» **PROBLEM TO WORK ON**: Tally the lines below that contain "Developer". The number is the whole answer.

Start of DATA TO USE

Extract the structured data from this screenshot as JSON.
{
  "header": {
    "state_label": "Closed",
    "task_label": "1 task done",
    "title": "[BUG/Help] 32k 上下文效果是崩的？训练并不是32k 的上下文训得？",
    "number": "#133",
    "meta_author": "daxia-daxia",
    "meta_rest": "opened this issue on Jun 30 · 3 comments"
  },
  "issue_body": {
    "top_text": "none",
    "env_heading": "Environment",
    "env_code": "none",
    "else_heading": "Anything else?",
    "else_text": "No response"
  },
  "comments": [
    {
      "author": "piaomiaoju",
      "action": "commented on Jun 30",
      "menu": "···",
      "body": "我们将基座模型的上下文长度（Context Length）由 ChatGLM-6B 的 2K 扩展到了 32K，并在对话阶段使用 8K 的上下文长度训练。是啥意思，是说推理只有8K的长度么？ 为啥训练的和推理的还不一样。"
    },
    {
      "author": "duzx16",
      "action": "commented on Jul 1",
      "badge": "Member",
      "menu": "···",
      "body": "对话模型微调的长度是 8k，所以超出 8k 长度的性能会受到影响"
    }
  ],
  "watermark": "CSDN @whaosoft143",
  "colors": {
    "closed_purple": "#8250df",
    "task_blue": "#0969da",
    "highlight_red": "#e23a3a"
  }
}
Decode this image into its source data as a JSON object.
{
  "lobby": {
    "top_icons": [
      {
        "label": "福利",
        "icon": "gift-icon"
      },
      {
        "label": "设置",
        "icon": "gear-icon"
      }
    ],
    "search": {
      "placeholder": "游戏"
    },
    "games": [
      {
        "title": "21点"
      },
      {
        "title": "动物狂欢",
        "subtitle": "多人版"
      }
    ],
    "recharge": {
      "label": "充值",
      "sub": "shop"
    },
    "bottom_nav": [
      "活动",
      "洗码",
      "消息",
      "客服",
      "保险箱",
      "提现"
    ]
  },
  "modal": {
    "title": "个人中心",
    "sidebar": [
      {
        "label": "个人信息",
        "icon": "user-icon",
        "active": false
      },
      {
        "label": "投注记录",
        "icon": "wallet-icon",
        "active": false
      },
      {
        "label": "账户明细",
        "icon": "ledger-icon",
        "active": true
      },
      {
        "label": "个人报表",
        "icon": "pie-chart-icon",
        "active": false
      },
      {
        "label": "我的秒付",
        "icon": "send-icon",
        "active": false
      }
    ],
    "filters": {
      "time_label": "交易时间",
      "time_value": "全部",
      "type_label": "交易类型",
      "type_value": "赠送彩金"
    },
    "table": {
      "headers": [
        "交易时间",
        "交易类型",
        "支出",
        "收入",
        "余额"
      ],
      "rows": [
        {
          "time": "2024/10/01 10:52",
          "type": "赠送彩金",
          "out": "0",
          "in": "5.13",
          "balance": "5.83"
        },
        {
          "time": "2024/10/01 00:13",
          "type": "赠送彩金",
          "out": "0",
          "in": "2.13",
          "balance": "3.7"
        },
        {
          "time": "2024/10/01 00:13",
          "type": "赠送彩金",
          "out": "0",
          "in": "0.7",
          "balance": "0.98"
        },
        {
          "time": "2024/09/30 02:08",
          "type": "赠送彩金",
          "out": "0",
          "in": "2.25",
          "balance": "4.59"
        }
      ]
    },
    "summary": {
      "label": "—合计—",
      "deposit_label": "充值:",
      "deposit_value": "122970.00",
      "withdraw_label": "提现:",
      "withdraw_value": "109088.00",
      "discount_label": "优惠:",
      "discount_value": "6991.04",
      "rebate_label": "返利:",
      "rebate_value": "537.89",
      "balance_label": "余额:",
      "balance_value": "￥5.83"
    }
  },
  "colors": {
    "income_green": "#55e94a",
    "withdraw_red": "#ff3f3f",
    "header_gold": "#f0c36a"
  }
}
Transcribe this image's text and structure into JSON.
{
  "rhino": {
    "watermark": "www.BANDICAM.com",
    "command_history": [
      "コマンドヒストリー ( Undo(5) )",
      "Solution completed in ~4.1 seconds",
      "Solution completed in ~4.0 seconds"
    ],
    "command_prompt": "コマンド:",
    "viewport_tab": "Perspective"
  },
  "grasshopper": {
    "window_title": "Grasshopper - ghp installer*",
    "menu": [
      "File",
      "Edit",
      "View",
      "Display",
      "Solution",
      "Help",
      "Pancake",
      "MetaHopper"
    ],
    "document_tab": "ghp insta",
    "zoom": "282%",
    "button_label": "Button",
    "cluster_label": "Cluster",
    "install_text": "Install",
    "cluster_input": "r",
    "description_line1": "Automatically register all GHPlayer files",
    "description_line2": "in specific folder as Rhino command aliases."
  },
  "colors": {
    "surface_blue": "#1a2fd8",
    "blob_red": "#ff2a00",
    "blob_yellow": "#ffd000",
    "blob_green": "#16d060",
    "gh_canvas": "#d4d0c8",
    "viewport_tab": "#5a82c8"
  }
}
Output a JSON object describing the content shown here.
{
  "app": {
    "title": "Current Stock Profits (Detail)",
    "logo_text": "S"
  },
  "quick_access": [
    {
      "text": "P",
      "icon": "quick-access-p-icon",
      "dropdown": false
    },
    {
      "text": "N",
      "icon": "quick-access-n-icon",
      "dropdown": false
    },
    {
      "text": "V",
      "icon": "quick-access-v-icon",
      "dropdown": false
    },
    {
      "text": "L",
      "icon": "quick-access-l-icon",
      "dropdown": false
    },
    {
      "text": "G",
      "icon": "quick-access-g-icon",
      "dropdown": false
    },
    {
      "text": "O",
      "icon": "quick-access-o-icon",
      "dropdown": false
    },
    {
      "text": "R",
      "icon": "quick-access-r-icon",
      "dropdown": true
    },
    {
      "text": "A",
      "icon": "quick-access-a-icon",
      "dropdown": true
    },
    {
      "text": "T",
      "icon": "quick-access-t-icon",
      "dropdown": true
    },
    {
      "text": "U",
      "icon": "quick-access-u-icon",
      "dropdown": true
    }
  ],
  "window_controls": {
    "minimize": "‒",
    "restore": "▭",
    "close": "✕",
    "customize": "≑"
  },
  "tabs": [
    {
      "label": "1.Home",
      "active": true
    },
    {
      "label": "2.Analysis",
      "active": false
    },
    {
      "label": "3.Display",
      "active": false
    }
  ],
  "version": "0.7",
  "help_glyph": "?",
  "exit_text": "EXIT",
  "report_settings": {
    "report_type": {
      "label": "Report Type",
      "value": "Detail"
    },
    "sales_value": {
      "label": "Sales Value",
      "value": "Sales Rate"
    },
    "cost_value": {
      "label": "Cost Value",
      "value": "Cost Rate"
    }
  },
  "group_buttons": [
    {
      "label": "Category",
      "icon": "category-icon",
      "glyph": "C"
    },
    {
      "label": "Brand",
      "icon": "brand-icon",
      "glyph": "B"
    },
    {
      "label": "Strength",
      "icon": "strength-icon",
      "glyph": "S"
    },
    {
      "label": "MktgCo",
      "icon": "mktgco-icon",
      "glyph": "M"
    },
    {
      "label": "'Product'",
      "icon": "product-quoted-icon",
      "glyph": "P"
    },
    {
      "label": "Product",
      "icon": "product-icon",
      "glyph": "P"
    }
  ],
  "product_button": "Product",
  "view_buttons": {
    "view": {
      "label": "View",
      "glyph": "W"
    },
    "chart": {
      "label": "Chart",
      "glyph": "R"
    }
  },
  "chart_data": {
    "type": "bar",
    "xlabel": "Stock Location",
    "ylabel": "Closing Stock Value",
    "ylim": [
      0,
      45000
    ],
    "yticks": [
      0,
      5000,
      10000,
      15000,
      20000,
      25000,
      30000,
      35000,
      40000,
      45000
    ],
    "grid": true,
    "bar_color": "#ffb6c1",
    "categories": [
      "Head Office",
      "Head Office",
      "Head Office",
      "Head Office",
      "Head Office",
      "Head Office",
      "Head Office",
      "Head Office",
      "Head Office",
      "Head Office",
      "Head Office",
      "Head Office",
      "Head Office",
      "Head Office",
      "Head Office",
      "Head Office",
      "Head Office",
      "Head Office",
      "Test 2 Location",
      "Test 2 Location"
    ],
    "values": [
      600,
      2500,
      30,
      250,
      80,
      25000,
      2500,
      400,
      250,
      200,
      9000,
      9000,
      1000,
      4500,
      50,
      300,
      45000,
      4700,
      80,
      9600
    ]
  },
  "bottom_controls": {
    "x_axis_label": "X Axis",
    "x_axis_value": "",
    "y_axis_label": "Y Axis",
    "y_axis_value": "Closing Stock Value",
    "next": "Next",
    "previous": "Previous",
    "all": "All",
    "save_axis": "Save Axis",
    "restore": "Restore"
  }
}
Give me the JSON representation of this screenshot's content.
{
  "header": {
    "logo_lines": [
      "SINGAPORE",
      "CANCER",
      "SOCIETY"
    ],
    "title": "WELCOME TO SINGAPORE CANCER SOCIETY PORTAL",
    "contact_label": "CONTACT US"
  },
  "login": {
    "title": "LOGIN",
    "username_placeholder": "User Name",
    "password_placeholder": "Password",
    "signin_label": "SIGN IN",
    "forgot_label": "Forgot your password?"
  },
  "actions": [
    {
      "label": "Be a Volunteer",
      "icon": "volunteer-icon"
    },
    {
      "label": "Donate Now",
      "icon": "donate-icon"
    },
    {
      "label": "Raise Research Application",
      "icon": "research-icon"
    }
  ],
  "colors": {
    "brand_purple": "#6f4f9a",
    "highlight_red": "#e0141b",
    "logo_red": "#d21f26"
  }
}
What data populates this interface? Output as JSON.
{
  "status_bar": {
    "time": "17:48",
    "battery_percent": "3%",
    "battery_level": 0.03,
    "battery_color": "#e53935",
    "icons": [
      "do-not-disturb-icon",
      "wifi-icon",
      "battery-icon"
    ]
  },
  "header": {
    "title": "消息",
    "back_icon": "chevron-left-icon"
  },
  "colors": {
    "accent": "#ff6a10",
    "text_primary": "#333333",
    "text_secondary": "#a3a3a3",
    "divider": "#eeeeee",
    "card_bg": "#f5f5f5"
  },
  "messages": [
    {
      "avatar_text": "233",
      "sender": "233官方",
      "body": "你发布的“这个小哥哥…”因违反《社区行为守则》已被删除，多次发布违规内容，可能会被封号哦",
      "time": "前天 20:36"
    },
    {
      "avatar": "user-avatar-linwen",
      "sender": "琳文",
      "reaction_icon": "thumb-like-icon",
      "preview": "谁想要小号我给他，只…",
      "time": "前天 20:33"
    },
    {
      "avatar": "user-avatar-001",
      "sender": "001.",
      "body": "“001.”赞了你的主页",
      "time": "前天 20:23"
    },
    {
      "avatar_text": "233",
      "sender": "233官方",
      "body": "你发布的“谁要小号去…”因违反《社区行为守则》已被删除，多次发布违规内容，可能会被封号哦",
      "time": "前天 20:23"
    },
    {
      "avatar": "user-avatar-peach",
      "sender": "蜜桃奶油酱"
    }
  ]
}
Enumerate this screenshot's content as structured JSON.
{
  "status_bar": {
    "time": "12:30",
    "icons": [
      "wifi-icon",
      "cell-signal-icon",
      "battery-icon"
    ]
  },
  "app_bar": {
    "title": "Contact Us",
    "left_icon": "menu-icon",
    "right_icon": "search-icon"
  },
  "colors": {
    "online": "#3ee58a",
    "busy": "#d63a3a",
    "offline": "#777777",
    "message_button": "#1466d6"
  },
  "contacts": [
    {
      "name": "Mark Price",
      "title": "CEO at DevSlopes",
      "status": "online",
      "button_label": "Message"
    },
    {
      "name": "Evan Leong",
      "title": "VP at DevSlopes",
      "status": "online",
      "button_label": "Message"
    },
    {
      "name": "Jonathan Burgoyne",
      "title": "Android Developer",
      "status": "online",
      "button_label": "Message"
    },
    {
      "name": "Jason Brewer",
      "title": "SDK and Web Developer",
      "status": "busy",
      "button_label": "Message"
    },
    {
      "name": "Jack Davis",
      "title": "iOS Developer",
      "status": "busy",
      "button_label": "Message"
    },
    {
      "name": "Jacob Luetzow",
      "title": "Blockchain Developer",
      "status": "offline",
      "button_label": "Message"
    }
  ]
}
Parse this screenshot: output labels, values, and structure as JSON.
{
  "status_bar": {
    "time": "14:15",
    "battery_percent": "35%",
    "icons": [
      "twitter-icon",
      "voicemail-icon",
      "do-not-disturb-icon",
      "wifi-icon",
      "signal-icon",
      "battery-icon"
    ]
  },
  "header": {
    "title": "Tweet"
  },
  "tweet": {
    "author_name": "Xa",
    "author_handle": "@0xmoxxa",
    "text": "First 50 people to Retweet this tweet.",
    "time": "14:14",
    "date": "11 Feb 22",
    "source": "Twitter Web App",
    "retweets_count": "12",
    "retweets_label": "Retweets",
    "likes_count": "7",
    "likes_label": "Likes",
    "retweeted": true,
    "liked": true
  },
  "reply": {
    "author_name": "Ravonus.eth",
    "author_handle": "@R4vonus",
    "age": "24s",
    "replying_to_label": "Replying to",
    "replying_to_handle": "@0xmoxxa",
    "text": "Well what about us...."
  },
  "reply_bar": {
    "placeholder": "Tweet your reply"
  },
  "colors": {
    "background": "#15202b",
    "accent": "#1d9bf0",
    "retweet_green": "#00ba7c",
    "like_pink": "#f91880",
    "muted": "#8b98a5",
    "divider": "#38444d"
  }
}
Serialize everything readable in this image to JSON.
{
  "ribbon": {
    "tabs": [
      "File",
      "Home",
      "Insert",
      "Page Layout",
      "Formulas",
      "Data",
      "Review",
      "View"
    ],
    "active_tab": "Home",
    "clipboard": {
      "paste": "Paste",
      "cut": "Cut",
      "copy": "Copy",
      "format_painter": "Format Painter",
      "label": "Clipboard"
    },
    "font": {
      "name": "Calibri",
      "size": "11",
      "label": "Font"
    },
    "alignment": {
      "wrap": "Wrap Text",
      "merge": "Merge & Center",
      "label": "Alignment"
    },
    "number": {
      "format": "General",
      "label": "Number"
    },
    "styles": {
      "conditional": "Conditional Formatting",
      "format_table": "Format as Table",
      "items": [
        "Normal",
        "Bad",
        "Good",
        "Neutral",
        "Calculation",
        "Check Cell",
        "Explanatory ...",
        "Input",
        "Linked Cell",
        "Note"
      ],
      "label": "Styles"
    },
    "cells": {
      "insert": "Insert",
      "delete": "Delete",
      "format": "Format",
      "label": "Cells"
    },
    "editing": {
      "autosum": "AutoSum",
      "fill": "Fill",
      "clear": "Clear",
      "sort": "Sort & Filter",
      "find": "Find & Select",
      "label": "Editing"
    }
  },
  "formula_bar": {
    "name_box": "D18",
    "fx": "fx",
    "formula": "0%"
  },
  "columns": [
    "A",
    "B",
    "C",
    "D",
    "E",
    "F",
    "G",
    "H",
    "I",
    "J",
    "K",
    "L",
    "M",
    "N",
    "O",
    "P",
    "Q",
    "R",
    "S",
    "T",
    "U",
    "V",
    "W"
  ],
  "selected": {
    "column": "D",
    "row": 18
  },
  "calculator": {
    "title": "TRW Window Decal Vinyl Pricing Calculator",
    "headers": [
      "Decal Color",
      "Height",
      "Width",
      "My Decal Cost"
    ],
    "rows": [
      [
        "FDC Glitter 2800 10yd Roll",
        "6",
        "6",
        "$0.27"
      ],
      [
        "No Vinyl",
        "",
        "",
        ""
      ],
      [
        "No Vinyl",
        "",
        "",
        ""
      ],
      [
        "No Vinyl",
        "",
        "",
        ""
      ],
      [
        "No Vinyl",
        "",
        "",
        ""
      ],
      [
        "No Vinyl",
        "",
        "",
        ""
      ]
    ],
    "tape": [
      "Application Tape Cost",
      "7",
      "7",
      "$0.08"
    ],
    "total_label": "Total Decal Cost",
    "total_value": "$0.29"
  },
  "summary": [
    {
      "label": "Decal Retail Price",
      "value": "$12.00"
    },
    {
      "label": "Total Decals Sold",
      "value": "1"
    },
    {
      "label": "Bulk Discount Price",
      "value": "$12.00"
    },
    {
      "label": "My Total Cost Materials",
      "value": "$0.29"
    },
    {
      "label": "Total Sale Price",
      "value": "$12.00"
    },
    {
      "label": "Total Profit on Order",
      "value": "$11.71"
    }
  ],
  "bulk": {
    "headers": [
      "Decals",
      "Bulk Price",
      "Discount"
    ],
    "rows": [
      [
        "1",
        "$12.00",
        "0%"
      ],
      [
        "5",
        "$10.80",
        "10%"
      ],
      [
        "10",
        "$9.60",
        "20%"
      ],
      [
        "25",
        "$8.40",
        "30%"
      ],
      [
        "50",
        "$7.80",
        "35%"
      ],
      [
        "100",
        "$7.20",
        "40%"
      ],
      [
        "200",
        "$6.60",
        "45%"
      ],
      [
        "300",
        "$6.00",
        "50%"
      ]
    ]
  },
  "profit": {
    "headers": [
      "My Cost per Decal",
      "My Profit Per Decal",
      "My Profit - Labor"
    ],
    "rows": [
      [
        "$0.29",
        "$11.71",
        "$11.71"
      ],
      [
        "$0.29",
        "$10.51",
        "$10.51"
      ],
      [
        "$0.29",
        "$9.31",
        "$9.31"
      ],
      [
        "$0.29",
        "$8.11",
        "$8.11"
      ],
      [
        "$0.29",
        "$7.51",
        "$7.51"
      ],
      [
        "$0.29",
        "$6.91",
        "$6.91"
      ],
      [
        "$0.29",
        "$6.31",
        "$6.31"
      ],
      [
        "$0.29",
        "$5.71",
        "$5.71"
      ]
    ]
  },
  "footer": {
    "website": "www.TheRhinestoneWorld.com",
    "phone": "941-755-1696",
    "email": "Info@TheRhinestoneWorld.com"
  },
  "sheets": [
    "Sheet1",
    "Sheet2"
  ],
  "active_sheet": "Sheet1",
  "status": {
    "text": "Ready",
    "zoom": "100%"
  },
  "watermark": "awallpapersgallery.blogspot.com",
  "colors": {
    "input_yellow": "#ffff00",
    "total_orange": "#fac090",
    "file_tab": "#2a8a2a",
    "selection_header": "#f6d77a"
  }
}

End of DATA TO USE

» **COMPLETED TASK**: 4